**Task description**
Please retype the records below exactly, leaving out any pictures.

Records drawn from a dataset
========
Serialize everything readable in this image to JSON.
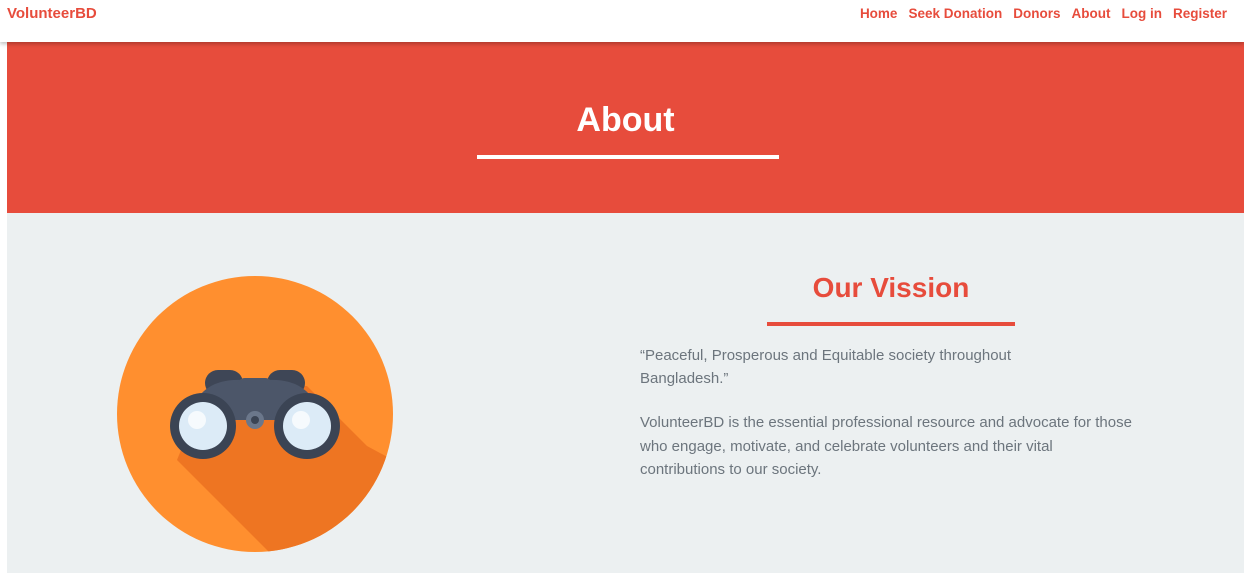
{
  "navbar": {
    "brand": "VolunteerBD",
    "links": [
      {
        "label": "Home"
      },
      {
        "label": "Seek Donation"
      },
      {
        "label": "Donors"
      },
      {
        "label": "About"
      },
      {
        "label": "Log in"
      },
      {
        "label": "Register"
      }
    ]
  },
  "hero": {
    "title": "About"
  },
  "vision": {
    "title": "Our Vission",
    "quote": "“Peaceful, Prosperous and Equitable society throughout Bangladesh.”",
    "body": "VolunteerBD is the essential professional resource and advocate for those who engage, motivate, and celebrate volunteers and their vital contributions to our society.",
    "icon": "binoculars-icon"
  },
  "colors": {
    "accent": "#e74c3c",
    "background": "#ecf0f1",
    "circle": "#ff8f2f",
    "circle_shadow": "#ee7522",
    "binocular_body": "#4c5669",
    "lens": "#dcebf7"
  }
}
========
**Task answer**
Serialize everything readable in this image to JSON.
{
  "navbar": {
    "brand": "VolunteerBD",
    "links": [
      {
        "label": "Home"
      },
      {
        "label": "Seek Donation"
      },
      {
        "label": "Donors"
      },
      {
        "label": "About"
      },
      {
        "label": "Log in"
      },
      {
        "label": "Register"
      }
    ]
  },
  "hero": {
    "title": "About"
  },
  "vision": {
    "title": "Our Vission",
    "quote": "“Peaceful, Prosperous and Equitable society throughout Bangladesh.”",
    "body": "VolunteerBD is the essential professional resource and advocate for those who engage, motivate, and celebrate volunteers and their vital contributions to our society.",
    "icon": "binoculars-icon"
  },
  "colors": {
    "accent": "#e74c3c",
    "background": "#ecf0f1",
    "circle": "#ff8f2f",
    "circle_shadow": "#ee7522",
    "binocular_body": "#4c5669",
    "lens": "#dcebf7"
  }
}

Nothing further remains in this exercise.